- [EXERCISE INSTRUCTIONS]: When a line of the records below contains the string "prompt", copy that whole line.

(Data records for software interfaces)
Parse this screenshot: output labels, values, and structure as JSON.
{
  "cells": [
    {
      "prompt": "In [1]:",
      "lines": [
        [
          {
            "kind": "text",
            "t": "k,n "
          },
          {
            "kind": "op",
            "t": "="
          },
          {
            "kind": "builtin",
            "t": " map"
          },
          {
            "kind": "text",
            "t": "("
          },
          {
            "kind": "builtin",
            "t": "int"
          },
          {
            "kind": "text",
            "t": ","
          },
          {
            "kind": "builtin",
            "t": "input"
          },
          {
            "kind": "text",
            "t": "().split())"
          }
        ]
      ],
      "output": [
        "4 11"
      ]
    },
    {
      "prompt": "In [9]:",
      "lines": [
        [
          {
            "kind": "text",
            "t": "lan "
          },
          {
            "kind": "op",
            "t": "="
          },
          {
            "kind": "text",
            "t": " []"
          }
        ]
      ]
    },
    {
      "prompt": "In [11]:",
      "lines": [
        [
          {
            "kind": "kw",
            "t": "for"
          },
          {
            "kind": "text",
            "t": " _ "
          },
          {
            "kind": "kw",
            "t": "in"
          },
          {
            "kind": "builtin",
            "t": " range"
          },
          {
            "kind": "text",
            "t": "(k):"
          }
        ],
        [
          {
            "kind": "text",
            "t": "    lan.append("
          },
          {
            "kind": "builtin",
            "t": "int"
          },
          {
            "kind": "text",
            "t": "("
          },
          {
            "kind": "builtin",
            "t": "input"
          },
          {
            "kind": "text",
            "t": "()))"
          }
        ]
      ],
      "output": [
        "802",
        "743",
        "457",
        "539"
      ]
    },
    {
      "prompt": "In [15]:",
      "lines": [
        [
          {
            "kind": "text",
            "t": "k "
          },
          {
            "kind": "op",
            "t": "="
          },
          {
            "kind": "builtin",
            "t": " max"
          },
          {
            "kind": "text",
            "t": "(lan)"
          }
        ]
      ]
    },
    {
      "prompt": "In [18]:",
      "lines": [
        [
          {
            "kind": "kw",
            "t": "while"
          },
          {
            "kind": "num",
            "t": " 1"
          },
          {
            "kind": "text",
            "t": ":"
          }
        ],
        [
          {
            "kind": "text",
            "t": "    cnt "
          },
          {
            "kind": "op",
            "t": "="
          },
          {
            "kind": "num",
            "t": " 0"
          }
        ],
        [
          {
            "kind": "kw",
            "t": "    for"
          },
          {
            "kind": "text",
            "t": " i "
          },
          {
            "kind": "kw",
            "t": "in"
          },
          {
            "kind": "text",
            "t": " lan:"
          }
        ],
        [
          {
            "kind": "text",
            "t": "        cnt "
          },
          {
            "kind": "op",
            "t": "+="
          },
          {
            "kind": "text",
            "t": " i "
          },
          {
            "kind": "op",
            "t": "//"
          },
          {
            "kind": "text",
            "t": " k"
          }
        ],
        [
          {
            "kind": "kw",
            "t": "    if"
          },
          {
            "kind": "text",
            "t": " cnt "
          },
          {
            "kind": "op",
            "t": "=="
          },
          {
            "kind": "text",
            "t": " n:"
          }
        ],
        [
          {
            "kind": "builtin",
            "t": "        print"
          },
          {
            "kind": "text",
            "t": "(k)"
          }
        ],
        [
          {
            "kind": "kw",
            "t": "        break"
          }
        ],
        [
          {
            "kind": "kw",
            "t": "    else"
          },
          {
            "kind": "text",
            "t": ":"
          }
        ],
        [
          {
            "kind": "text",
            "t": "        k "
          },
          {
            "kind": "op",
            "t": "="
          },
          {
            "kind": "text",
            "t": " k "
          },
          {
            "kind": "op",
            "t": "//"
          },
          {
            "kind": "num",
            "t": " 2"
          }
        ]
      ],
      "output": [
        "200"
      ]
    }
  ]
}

- [RESULT OF THE EXERCISE]:
      "prompt": "In [1]:",
      "prompt": "In [9]:",
      "prompt": "In [11]:",
      "prompt": "In [15]:",
      "prompt": "In [18]:",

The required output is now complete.